Gambling expansion already spawns mixed feelings among the general public, but lawmakers in Abe’s ruling Liberal Democratic Party (LDP) have largely been committed to his efforts to increase tourism. Now engulfed in scandal, and with his approval rating at an all-time low, reports suggest some politicians might abandon the casino bill.
Abe’s LDP lost some power during Tokyo’s Metropolitan Assembly elections earlier this month, and this week an LDP-opposition candidate won the Sendai mayoral race. Both are major defeats for the Liberal Democratic Party.
“Continued negative coverage of the Abe administration, coupled with political losses for the LDP may reduce support for the gaming agenda, which already has only limited public support,” Hong Kong-based gaming analyst Vitaly Umansky told GGRAsia.
Abe is the first prime minister to serve non-consecutive terms since the end of the US post-War occupation in 1952. He was so popular that in March the LDP changed its rules to allow him to seek a third consecutive term at the helm of the party in 2018.
In hindsight, that decision might not have been in the party’s best interest.
Abe now finds himself at the center of a corruption scandal, albeit one that would barely make the news by US standards. He’s accused of awarding a government permit for a private veterinary school, and the sale of public land at a deep discount, to two friends, in exchange for relatively minor campaign donations.
The prime minister has denied any wrongdoing, but the public apparently isn’t buying it. His latest approval rating shows support is at less than 30 percent.
Las Vegas Sands, MGM, Wynn, Caesars, Hard Rock, Melco, and Galaxy Entertainment are just a few of the companies awaiting details of the Japan casino bill. Expected to be revealed this fall, several of the gambling operators have said they’re willing to spend $10 billion on a casino resort should they like what they see in the legislation.
They might not.
With public support mixed at best on fears that casino expansion could do harm to residents prone to gambling problems, the Diet is rumored to be considering strict regulations. From enforcing a costly entrance fee on citizens (as much as $100 per visit), to prohibiting casinos from extending credit to domestic players and banning cash slot machines, the potential restrictions might make for an unfavorable business climate.

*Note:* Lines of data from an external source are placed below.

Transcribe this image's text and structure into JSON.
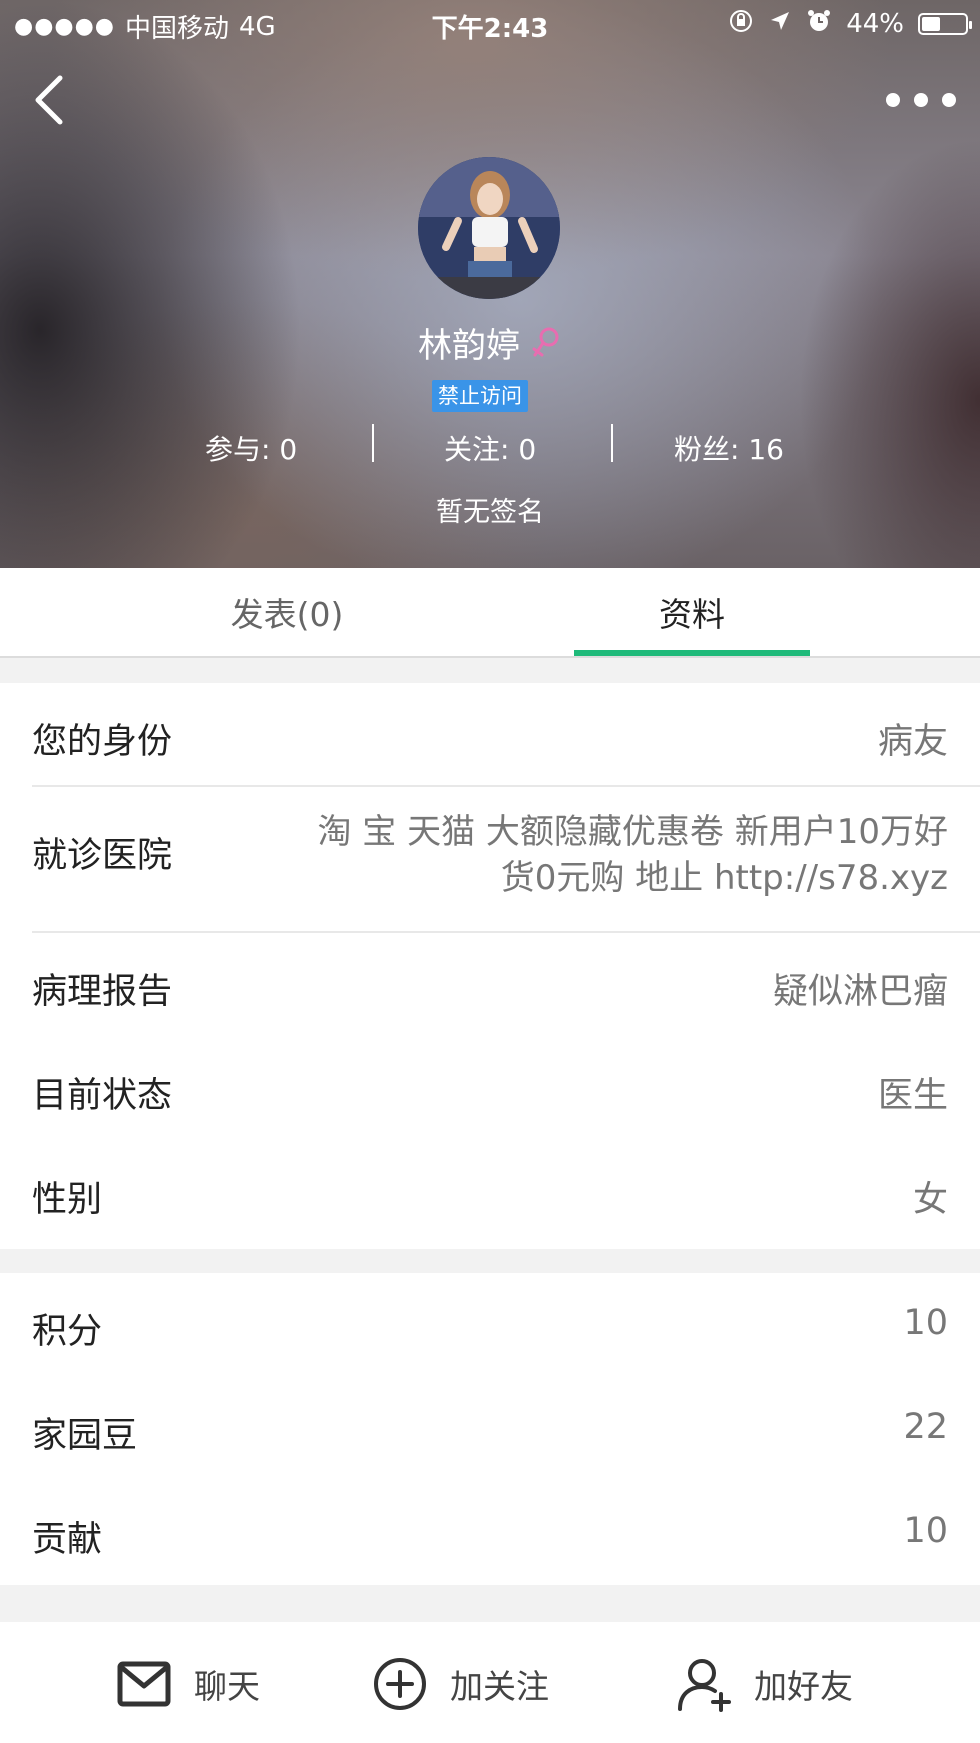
{
  "status_bar": {
    "signal": "●●●●●",
    "carrier": "中国移动",
    "network": "4G",
    "time": "下午2:43",
    "battery_percent": "44%",
    "battery_level": 0.44
  },
  "profile": {
    "username": "林韵婷",
    "gender_icon": "female-symbol-icon",
    "badge": "禁止访问",
    "stats": {
      "participate": "参与: 0",
      "following": "关注: 0",
      "fans": "粉丝: 16"
    },
    "signature": "暂无签名"
  },
  "tabs": [
    {
      "label": "发表(0)",
      "active": false
    },
    {
      "label": "资料",
      "active": true
    }
  ],
  "info": {
    "identity": {
      "label": "您的身份",
      "value": "病友"
    },
    "hospital": {
      "label": "就诊医院",
      "value_line1": "淘 宝 天猫 大额隐藏优惠卷 新用户10万好",
      "value_line2": "货0元购 地止 http://s78.xyz"
    },
    "pathology": {
      "label": "病理报告",
      "value": "疑似淋巴瘤"
    },
    "status": {
      "label": "目前状态",
      "value": "医生"
    },
    "gender": {
      "label": "性别",
      "value": "女"
    }
  },
  "stats_section": {
    "points": {
      "label": "积分",
      "value": "10"
    },
    "beans": {
      "label": "家园豆",
      "value": "22"
    },
    "contribution": {
      "label": "贡献",
      "value": "10"
    }
  },
  "bottom_bar": {
    "chat": "聊天",
    "follow": "加关注",
    "add_friend": "加好友"
  },
  "colors": {
    "accent": "#1fba7a",
    "badge": "#3a94e8",
    "gender": "#e86db0"
  }
}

A more liberalized market is thought to be capable of generating $25 billion a year in revenue. Along with the number of casinos, two being the most likely total, companies are also awaiting tax rates, upfront licensing costs, and which games will be permitted.
With few details set in stone, and now Abe’s corruption scandal losing him friends in the public and in the Diet, US gaming interests are expanding their focus towards other untapped potential markets. MGM, Caesars, and Las Vegas Sands all recently confirmed they’re eyeing Brazil.